Task to complete:
Output the data unchanged and complete, minus the images.

*** Opening of Data shown ***

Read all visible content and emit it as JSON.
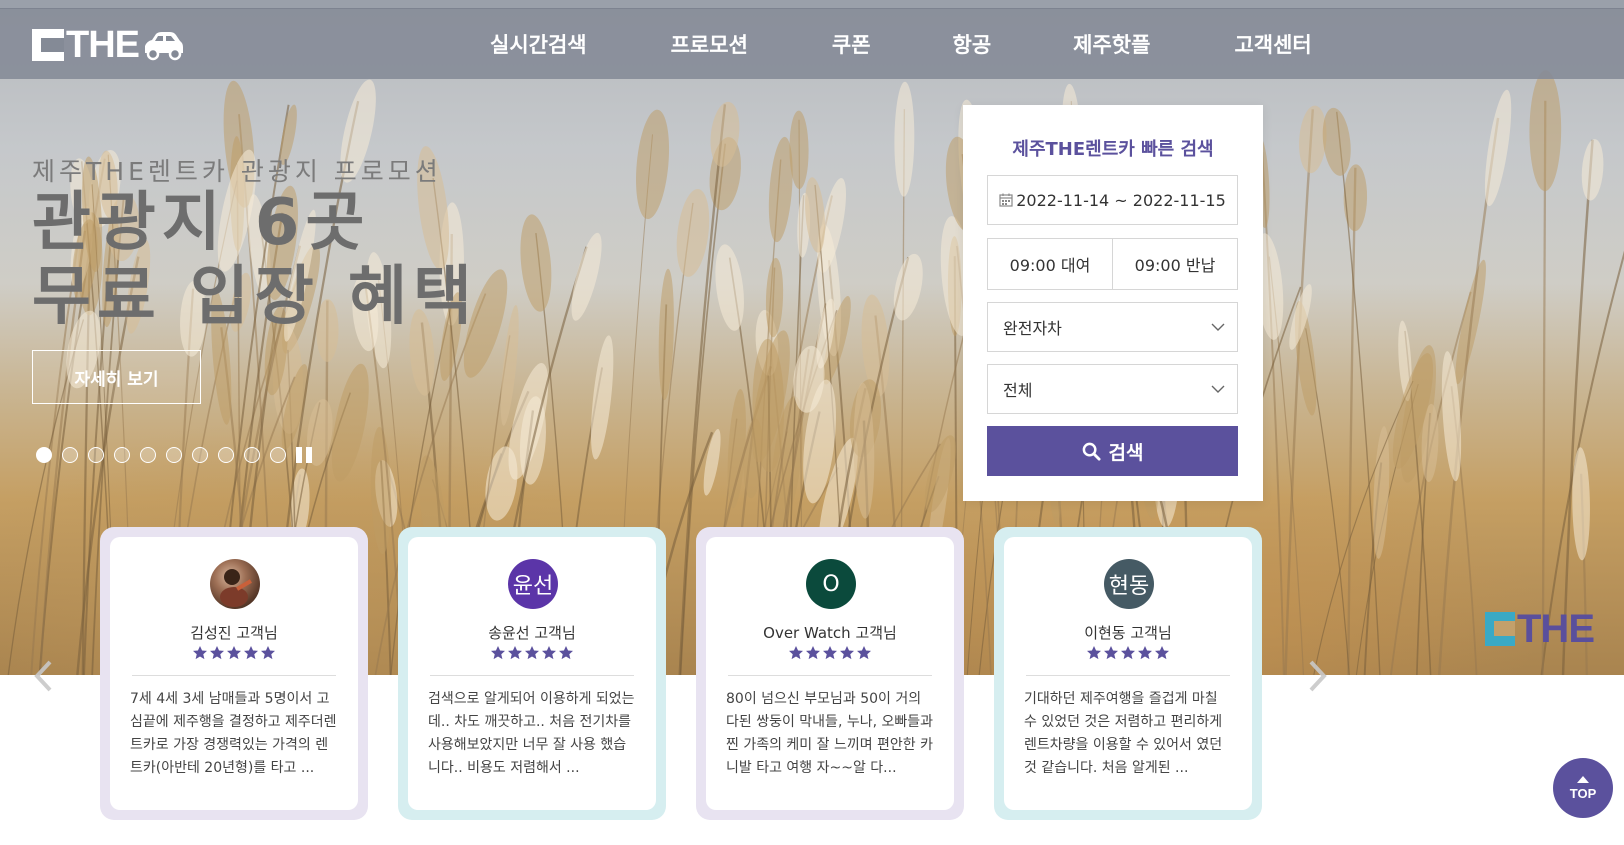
{
  "header": {
    "logo_text": "THE",
    "nav": [
      "실시간검색",
      "프로모션",
      "쿠폰",
      "항공",
      "제주핫플",
      "고객센터"
    ]
  },
  "hero": {
    "subtitle": "제주THE렌트카 관광지 프로모션",
    "title_line1": "관광지 6곳",
    "title_line2": "무료 입장 혜택",
    "detail_button": "자세히 보기",
    "slide_count": 10,
    "active_slide": 1
  },
  "search": {
    "title": "제주THE렌트카 빠른 검색",
    "date_range": "2022-11-14 ~ 2022-11-15",
    "pickup_time": "09:00 대여",
    "return_time": "09:00 반납",
    "insurance_select": "완전자차",
    "car_type_select": "전체",
    "search_button": "검색"
  },
  "watermark_logo": "THE",
  "reviews": [
    {
      "name": "김성진 고객님",
      "avatar_text": "",
      "avatar_color": "#6b4a3a",
      "stars": 5,
      "text": "7세 4세 3세 남매들과 5명이서 고심끝에 제주행을 결정하고 제주더렌트카로 가장 경쟁력있는 가격의 렌트카(아반테 20년형)를 타고 ..."
    },
    {
      "name": "송윤선 고객님",
      "avatar_text": "윤선",
      "avatar_color": "#5b35a8",
      "stars": 5,
      "text": "검색으로 알게되어 이용하게 되었는데.. 차도 깨끗하고.. 처음 전기차를 사용해보았지만 너무 잘 사용 했습니다.. 비용도 저렴해서 ..."
    },
    {
      "name": "Over Watch 고객님",
      "avatar_text": "O",
      "avatar_color": "#0b4a3c",
      "stars": 5,
      "text": "80이 넘으신 부모님과 50이 거의 다된 쌍둥이 막내들, 누나, 오빠들과 찐 가족의 케미 잘 느끼며 편안한 카니발 타고 여행 자~~알 다..."
    },
    {
      "name": "이현동 고객님",
      "avatar_text": "현동",
      "avatar_color": "#455a64",
      "stars": 5,
      "text": "기대하던 제주여행을 즐겁게 마칠 수 있었던 것은 저렴하고 편리하게 렌트차량을 이용할 수 있어서 였던것 같습니다. 처음 알게된 ..."
    }
  ],
  "top_button": "TOP",
  "colors": {
    "brand_purple": "#5b519d",
    "header_gray": "#848a96",
    "card_lavender": "#e8e3f1",
    "card_cyan": "#d6eef0",
    "star": "#5b519d"
  },
  "icons": [
    "calendar-icon",
    "chevron-down-icon",
    "search-icon",
    "star-icon",
    "arrow-left-icon",
    "arrow-right-icon",
    "caret-up-icon",
    "car-icon"
  ]
}
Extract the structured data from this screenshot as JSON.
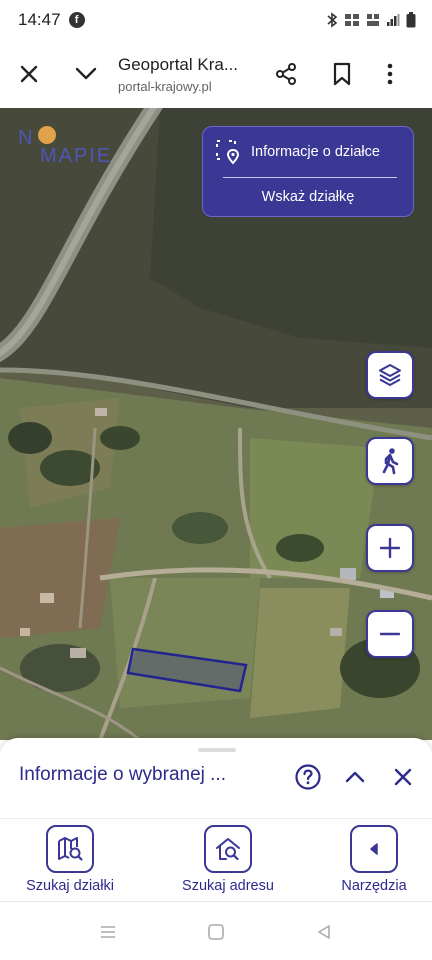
{
  "status_bar": {
    "time": "14:47",
    "facebook_icon": "f",
    "icons": [
      "bluetooth-icon",
      "volte-lte-icon",
      "lte-icon",
      "signal-icon",
      "battery-icon"
    ]
  },
  "browser": {
    "page_title": "Geoportal Kra...",
    "url": "portal-krajowy.pl"
  },
  "map": {
    "logo_top": "N",
    "logo_bottom": "MAPIE",
    "info_panel": {
      "title": "Informacje o działce",
      "subtitle": "Wskaż działkę"
    },
    "controls": [
      "layers-icon",
      "pedestrian-icon",
      "zoom-in-icon",
      "zoom-out-icon"
    ]
  },
  "sheet": {
    "title": "Informacje o wybranej ..."
  },
  "bottom_nav": {
    "items": [
      {
        "label": "Szukaj działki",
        "icon": "map-search-icon"
      },
      {
        "label": "Szukaj adresu",
        "icon": "home-search-icon"
      },
      {
        "label": "Narzędzia",
        "icon": "chevron-left-icon"
      }
    ]
  },
  "colors": {
    "accent": "#3a3795",
    "accent_text": "#2d2a8c",
    "parcel_outline": "#2a2c9c"
  }
}
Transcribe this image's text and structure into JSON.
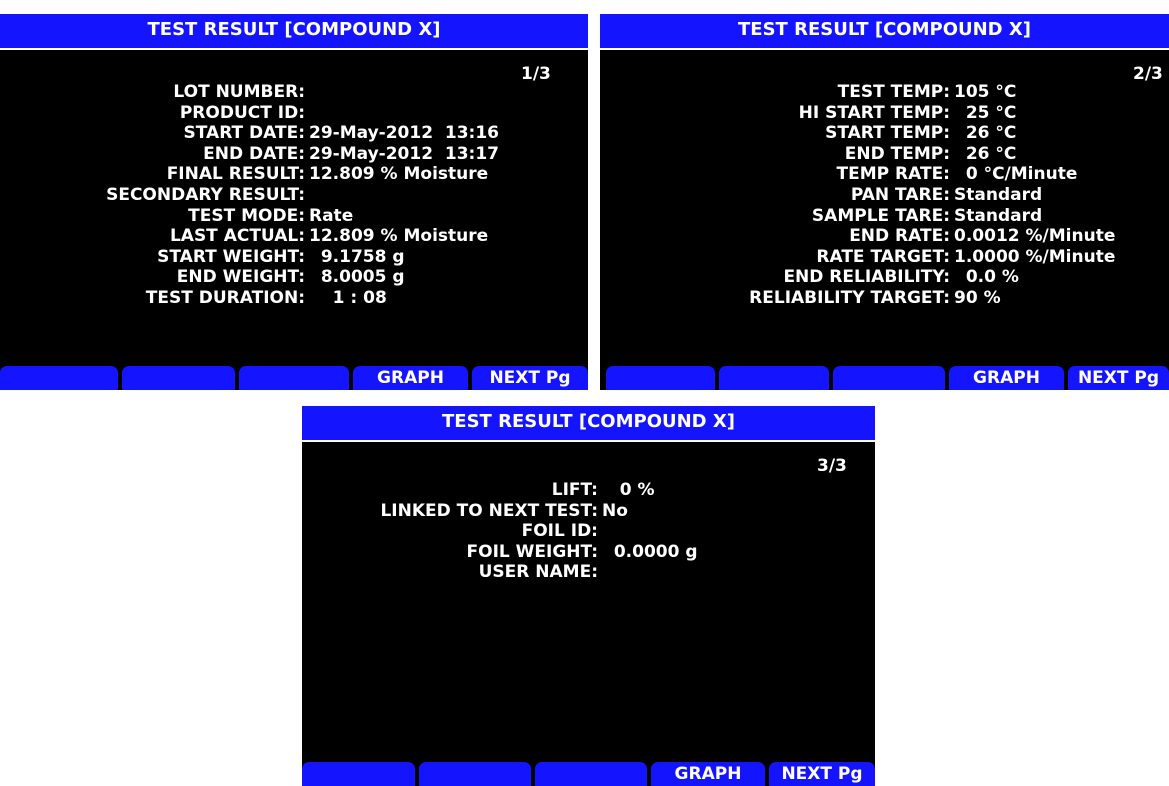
{
  "caption": "",
  "screens": [
    {
      "title": "TEST RESULT [COMPOUND X]",
      "page": "1/3",
      "fields": [
        {
          "label": "LOT NUMBER:",
          "value": ""
        },
        {
          "label": "PRODUCT ID:",
          "value": ""
        },
        {
          "label": "START DATE:",
          "value": "29-May-2012  13:16"
        },
        {
          "label": "END DATE:",
          "value": "29-May-2012  13:17"
        },
        {
          "label": "FINAL RESULT:",
          "value": "12.809 % Moisture"
        },
        {
          "label": "SECONDARY RESULT:",
          "value": ""
        },
        {
          "label": "TEST MODE:",
          "value": "Rate"
        },
        {
          "label": "LAST ACTUAL:",
          "value": "12.809 % Moisture"
        },
        {
          "label": "START WEIGHT:",
          "value": "  9.1758 g"
        },
        {
          "label": "END WEIGHT:",
          "value": "  8.0005 g"
        },
        {
          "label": "TEST DURATION:",
          "value": "    1 : 08"
        }
      ],
      "softkeys": [
        "",
        "",
        "",
        "GRAPH",
        "NEXT Pg"
      ]
    },
    {
      "title": "TEST RESULT [COMPOUND X]",
      "page": "2/3",
      "fields": [
        {
          "label": "TEST TEMP:",
          "value": "105 °C"
        },
        {
          "label": "HI START TEMP:",
          "value": "  25 °C"
        },
        {
          "label": "START TEMP:",
          "value": "  26 °C"
        },
        {
          "label": "END TEMP:",
          "value": "  26 °C"
        },
        {
          "label": "TEMP RATE:",
          "value": "  0 °C/Minute"
        },
        {
          "label": "PAN TARE:",
          "value": "Standard"
        },
        {
          "label": "SAMPLE TARE:",
          "value": "Standard"
        },
        {
          "label": "END RATE:",
          "value": "0.0012 %/Minute"
        },
        {
          "label": "RATE TARGET:",
          "value": "1.0000 %/Minute"
        },
        {
          "label": "END RELIABILITY:",
          "value": "  0.0 %"
        },
        {
          "label": "RELIABILITY TARGET:",
          "value": "90 %"
        }
      ],
      "softkeys": [
        "",
        "",
        "",
        "GRAPH",
        "NEXT Pg"
      ]
    },
    {
      "title": "TEST RESULT [COMPOUND X]",
      "page": "3/3",
      "fields": [
        {
          "label": "LIFT:",
          "value": "   0 %"
        },
        {
          "label": "LINKED TO NEXT TEST:",
          "value": "No"
        },
        {
          "label": "FOIL ID:",
          "value": ""
        },
        {
          "label": "FOIL WEIGHT:",
          "value": "  0.0000 g"
        },
        {
          "label": "USER NAME:",
          "value": ""
        }
      ],
      "softkeys": [
        "",
        "",
        "",
        "GRAPH",
        "NEXT Pg"
      ]
    }
  ]
}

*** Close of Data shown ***

Your solution:
Read all visible content and emit it as JSON.
{
  "header": {
    "logo_text": "THE",
    "nav": [
      "실시간검색",
      "프로모션",
      "쿠폰",
      "항공",
      "제주핫플",
      "고객센터"
    ]
  },
  "hero": {
    "subtitle": "제주THE렌트카 관광지 프로모션",
    "title_line1": "관광지 6곳",
    "title_line2": "무료 입장 혜택",
    "detail_button": "자세히 보기",
    "slide_count": 10,
    "active_slide": 1
  },
  "search": {
    "title": "제주THE렌트카 빠른 검색",
    "date_range": "2022-11-14 ~ 2022-11-15",
    "pickup_time": "09:00 대여",
    "return_time": "09:00 반납",
    "insurance_select": "완전자차",
    "car_type_select": "전체",
    "search_button": "검색"
  },
  "watermark_logo": "THE",
  "reviews": [
    {
      "name": "김성진 고객님",
      "avatar_text": "",
      "avatar_color": "#6b4a3a",
      "stars": 5,
      "text": "7세 4세 3세 남매들과 5명이서 고심끝에 제주행을 결정하고 제주더렌트카로 가장 경쟁력있는 가격의 렌트카(아반테 20년형)를 타고 ..."
    },
    {
      "name": "송윤선 고객님",
      "avatar_text": "윤선",
      "avatar_color": "#5b35a8",
      "stars": 5,
      "text": "검색으로 알게되어 이용하게 되었는데.. 차도 깨끗하고.. 처음 전기차를 사용해보았지만 너무 잘 사용 했습니다.. 비용도 저렴해서 ..."
    },
    {
      "name": "Over Watch 고객님",
      "avatar_text": "O",
      "avatar_color": "#0b4a3c",
      "stars": 5,
      "text": "80이 넘으신 부모님과 50이 거의 다된 쌍둥이 막내들, 누나, 오빠들과 찐 가족의 케미 잘 느끼며 편안한 카니발 타고 여행 자~~알 다..."
    },
    {
      "name": "이현동 고객님",
      "avatar_text": "현동",
      "avatar_color": "#455a64",
      "stars": 5,
      "text": "기대하던 제주여행을 즐겁게 마칠 수 있었던 것은 저렴하고 편리하게 렌트차량을 이용할 수 있어서 였던것 같습니다. 처음 알게된 ..."
    }
  ],
  "top_button": "TOP",
  "colors": {
    "brand_purple": "#5b519d",
    "header_gray": "#848a96",
    "card_lavender": "#e8e3f1",
    "card_cyan": "#d6eef0",
    "star": "#5b519d"
  },
  "icons": [
    "calendar-icon",
    "chevron-down-icon",
    "search-icon",
    "star-icon",
    "arrow-left-icon",
    "arrow-right-icon",
    "caret-up-icon",
    "car-icon"
  ]
}
Extract the structured data from this screenshot as JSON.
{
  "status_bar": {
    "time": "14:47",
    "facebook_icon": "f",
    "icons": [
      "bluetooth-icon",
      "volte-lte-icon",
      "lte-icon",
      "signal-icon",
      "battery-icon"
    ]
  },
  "browser": {
    "page_title": "Geoportal Kra...",
    "url": "portal-krajowy.pl"
  },
  "map": {
    "logo_top": "N",
    "logo_bottom": "MAPIE",
    "info_panel": {
      "title": "Informacje o działce",
      "subtitle": "Wskaż działkę"
    },
    "controls": [
      "layers-icon",
      "pedestrian-icon",
      "zoom-in-icon",
      "zoom-out-icon"
    ]
  },
  "sheet": {
    "title": "Informacje o wybranej ..."
  },
  "bottom_nav": {
    "items": [
      {
        "label": "Szukaj działki",
        "icon": "map-search-icon"
      },
      {
        "label": "Szukaj adresu",
        "icon": "home-search-icon"
      },
      {
        "label": "Narzędzia",
        "icon": "chevron-left-icon"
      }
    ]
  },
  "colors": {
    "accent": "#3a3795",
    "accent_text": "#2d2a8c",
    "parcel_outline": "#2a2c9c"
  }
}
Transcribe this image's text and structure into JSON.
{
  "caption": "",
  "screens": [
    {
      "title": "TEST RESULT [COMPOUND X]",
      "page": "1/3",
      "fields": [
        {
          "label": "LOT NUMBER:",
          "value": ""
        },
        {
          "label": "PRODUCT ID:",
          "value": ""
        },
        {
          "label": "START DATE:",
          "value": "29-May-2012  13:16"
        },
        {
          "label": "END DATE:",
          "value": "29-May-2012  13:17"
        },
        {
          "label": "FINAL RESULT:",
          "value": "12.809 % Moisture"
        },
        {
          "label": "SECONDARY RESULT:",
          "value": ""
        },
        {
          "label": "TEST MODE:",
          "value": "Rate"
        },
        {
          "label": "LAST ACTUAL:",
          "value": "12.809 % Moisture"
        },
        {
          "label": "START WEIGHT:",
          "value": "  9.1758 g"
        },
        {
          "label": "END WEIGHT:",
          "value": "  8.0005 g"
        },
        {
          "label": "TEST DURATION:",
          "value": "    1 : 08"
        }
      ],
      "softkeys": [
        "",
        "",
        "",
        "GRAPH",
        "NEXT Pg"
      ]
    },
    {
      "title": "TEST RESULT [COMPOUND X]",
      "page": "2/3",
      "fields": [
        {
          "label": "TEST TEMP:",
          "value": "105 °C"
        },
        {
          "label": "HI START TEMP:",
          "value": "  25 °C"
        },
        {
          "label": "START TEMP:",
          "value": "  26 °C"
        },
        {
          "label": "END TEMP:",
          "value": "  26 °C"
        },
        {
          "label": "TEMP RATE:",
          "value": "  0 °C/Minute"
        },
        {
          "label": "PAN TARE:",
          "value": "Standard"
        },
        {
          "label": "SAMPLE TARE:",
          "value": "Standard"
        },
        {
          "label": "END RATE:",
          "value": "0.0012 %/Minute"
        },
        {
          "label": "RATE TARGET:",
          "value": "1.0000 %/Minute"
        },
        {
          "label": "END RELIABILITY:",
          "value": "  0.0 %"
        },
        {
          "label": "RELIABILITY TARGET:",
          "value": "90 %"
        }
      ],
      "softkeys": [
        "",
        "",
        "",
        "GRAPH",
        "NEXT Pg"
      ]
    },
    {
      "title": "TEST RESULT [COMPOUND X]",
      "page": "3/3",
      "fields": [
        {
          "label": "LIFT:",
          "value": "   0 %"
        },
        {
          "label": "LINKED TO NEXT TEST:",
          "value": "No"
        },
        {
          "label": "FOIL ID:",
          "value": ""
        },
        {
          "label": "FOIL WEIGHT:",
          "value": "  0.0000 g"
        },
        {
          "label": "USER NAME:",
          "value": ""
        }
      ],
      "softkeys": [
        "",
        "",
        "",
        "GRAPH",
        "NEXT Pg"
      ]
    }
  ]
}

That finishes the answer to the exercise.